ALEX BRUMMER: The folly of debt-fuelled private equity deals

Private equity deals done in the teeth of crisis have a habit of going horribly wrong.

When Clayton, Dubilier & Rice (CD&R) beat SoftBank-backed Fortress in the bidding war for Morrisons in 2021, its victory was hailed as a triumph for all involved.

CD&R had grand plans for transformation by expanding the grocer’s forecourt presence and opening convenience stores, releasing value from property holdings and repositioning it as a premium chain, making the most of ‘home-grown’ supplies.

It hasn’t worked out like that.

Tainted takeover: Morrisons has been required to jettison assets– and a £201m annual profit before the public-to-private buyout has been turned into a whopping loss of £1.5bn

The testosterone-fuelled bidding war, which ended with a Saturday blind auction conducted by the City referee the Takeover Panel, ended up with a near-£10billion valuation on the grocer (including debt).

No sooner than the deal was completed, the wheels came off. The period of super-low interest rates came to an abrupt end as the Bank of England slammed on the brakes amid the threat of double-digit inflation in the wake of Covid bottlenecks.

Then, a year ago, came the Ukraine war.

As energy prices rocketed, this gave a second leg to the cost of living crisis and already intense price competition among Britain’s Big Four grocery chains – Tesco, Sainsbury’s, Asda and Morrisons. 

What no one had anticipated was the aggressive expansion of the German no-frills chains Lidl and Aldi, with apparently limitless funds to grow market share.

The outcome is a financial and commercial disaster. Rocketing interest rates undermined the rationale of a debt-fuelled deal. 

It paid £593million of interest in the year to October 2022, leaving nothing in the kitty for the proposed expansion.

Instead of accumulating assets through potential forecourt deals, Morrisons has been required to jettison them – and a £201million annual profit before the public-to-private buyout has been turned into a whopping loss of £1.5billion.

Reporting periods and the units involved may not be strictly comparable. But there is no mistaking direction of travel.

Swelling interest rate charges and rising production supply costs meant that Morrisons, in spite of superior meat, fish and produce from its farms, factories and fishing fleet, lost market share, with Aldi and Lidl the winners.

If the timing is right, private equity, with its accounting data and marketing skills, has shown its ability to reposition enterprises and add enormous value.

Data service Refinitiv, F1 motor racing and Worldpay all come to mind.

There have also been horrendous outcomes. Private equity ownership contributed to the destruction of Debenhams.

Guy Hands’ badly timed takeover of EMI (in the eye of the great financial crisis) led to the Balkanisation of the UK’s greatest music production company.

And Blackstone’s in-and-out ownership of Southern Cross profited its investors and left care home residents high and dry. Morrisons is the latest addition to a disturbing parade of spoilt and destroyed enterprises.

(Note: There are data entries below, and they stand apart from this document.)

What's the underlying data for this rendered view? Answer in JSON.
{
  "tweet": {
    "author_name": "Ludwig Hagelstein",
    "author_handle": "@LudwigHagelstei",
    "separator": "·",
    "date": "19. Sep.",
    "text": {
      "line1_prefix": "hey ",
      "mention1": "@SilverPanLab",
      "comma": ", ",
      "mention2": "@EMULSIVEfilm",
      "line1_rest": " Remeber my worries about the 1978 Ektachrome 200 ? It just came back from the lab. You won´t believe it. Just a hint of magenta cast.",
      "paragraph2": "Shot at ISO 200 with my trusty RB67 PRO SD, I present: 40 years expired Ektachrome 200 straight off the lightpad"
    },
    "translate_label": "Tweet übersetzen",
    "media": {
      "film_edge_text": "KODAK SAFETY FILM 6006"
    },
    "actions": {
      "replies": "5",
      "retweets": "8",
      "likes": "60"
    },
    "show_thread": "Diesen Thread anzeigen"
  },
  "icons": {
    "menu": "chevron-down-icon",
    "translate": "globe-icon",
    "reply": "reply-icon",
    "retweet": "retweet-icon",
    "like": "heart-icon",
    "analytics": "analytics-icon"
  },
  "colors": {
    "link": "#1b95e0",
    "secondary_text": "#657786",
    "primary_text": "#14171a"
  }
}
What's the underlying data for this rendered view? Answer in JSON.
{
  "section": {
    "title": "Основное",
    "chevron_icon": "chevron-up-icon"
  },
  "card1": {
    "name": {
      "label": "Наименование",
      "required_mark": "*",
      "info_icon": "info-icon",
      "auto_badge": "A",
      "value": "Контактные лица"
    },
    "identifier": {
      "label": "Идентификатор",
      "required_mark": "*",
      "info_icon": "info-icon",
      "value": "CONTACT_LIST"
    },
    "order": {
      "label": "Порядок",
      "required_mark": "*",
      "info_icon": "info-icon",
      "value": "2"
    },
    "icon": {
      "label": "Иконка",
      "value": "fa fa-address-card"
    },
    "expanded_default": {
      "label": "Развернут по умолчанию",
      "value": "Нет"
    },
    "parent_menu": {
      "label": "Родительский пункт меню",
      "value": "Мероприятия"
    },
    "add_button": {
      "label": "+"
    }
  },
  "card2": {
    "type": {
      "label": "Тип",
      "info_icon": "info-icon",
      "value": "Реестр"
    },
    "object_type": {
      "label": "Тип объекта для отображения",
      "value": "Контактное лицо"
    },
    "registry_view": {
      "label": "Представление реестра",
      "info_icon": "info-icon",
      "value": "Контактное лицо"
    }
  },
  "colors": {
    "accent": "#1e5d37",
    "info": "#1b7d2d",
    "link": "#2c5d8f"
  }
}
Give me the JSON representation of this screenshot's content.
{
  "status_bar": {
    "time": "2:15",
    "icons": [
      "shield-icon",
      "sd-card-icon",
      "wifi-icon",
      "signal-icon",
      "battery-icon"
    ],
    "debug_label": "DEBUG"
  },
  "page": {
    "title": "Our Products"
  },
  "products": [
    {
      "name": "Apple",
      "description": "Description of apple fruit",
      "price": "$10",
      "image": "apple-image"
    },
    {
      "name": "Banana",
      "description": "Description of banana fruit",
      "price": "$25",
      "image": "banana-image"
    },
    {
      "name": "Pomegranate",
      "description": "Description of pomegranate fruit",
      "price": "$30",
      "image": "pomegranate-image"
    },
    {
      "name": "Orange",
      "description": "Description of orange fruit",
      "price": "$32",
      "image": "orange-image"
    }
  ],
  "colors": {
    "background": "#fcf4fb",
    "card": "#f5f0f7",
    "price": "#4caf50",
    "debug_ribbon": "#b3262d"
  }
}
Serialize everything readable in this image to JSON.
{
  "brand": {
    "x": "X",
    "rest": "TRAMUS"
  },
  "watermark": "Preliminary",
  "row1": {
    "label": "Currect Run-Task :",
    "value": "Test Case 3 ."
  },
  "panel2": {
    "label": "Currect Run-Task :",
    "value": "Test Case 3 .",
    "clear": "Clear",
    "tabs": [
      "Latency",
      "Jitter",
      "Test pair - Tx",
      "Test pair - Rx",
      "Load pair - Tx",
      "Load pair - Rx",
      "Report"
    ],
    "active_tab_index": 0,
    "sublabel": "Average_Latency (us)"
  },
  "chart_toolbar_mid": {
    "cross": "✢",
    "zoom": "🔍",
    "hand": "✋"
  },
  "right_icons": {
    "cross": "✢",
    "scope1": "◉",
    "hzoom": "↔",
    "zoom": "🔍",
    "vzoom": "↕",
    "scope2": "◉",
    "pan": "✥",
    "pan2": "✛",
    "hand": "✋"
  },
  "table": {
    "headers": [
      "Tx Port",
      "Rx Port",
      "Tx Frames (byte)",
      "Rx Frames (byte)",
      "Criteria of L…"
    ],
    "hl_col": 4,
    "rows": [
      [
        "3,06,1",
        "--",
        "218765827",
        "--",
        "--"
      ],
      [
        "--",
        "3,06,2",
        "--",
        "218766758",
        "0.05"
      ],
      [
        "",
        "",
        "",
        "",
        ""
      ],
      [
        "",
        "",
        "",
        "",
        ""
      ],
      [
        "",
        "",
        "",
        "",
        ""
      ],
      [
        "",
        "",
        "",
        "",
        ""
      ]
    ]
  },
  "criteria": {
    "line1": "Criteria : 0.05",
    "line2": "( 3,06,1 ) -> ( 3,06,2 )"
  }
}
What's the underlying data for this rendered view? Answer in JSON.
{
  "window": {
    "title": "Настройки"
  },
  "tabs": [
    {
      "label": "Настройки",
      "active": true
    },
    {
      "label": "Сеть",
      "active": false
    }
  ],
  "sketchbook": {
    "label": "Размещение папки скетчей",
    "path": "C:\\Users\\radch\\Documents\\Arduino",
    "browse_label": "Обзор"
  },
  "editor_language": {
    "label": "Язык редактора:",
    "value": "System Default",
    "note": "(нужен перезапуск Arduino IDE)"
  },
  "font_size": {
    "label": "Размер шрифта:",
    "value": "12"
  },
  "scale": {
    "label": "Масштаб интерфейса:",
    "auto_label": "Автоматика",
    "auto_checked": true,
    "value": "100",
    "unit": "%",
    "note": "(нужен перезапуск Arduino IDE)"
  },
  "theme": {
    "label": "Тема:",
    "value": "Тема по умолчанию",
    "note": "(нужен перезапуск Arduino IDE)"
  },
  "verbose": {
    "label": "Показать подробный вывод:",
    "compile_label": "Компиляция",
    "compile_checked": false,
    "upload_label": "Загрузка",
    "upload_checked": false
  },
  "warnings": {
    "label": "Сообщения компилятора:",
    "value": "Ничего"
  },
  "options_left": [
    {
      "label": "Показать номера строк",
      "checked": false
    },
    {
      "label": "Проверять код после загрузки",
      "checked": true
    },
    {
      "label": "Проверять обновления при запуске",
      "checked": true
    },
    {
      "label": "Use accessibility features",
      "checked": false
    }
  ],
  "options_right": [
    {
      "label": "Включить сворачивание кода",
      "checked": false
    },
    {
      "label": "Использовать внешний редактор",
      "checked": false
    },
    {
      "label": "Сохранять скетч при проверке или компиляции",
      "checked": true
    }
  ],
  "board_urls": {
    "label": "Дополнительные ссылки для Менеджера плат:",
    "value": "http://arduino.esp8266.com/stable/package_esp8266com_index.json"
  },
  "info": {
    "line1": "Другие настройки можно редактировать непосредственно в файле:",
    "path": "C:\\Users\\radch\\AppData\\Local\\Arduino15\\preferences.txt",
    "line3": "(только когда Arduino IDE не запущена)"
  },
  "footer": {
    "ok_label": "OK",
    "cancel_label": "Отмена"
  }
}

Wilson lament

One would expect nothing less of Legal & General chief executive Nigel Wilson than to go out with a bang.

Not satisfied with generating £1.9billion of new cash in 2022 and lifting the dividend, Wilson has some sombre words for the Tories ahead of next week’s Budget.

He decried the perpetual drift of quoted firms from the City to New York and Europe, and expressed frustration at the UK’s low-growth, low-productivity economy.

Wilson has done his fair share to use L&G’s strong balance sheet to back innovation, with the Helix centre in Newcastle and development deals with Oxford University. He has set a sparkling example for the rest of the UK’s defensive-minded asset managers.

L&G’s badly judged association with the liability-driven investments at the core of last Autumn’s gilts market meltdown was a rare misstep. Everyone makes mistakes.

Audit trail

We are still awaiting the birth of the Tories’ new statutory Audit, Reporting and Governance Authority.

That has not stopped its ineffectual predecessor, the Financial Reporting Council (FRC), from toughening up its act post the Carillion collapse.

Its latest target is auditor PwC, which has been fined (its fourth since June 2022) over sloppy audits at engineer Babcock.

FRC activism has been seen recently at newbie financial group Revolut.

Better to act pre-emptively rather than after the Lord Mayor’s show.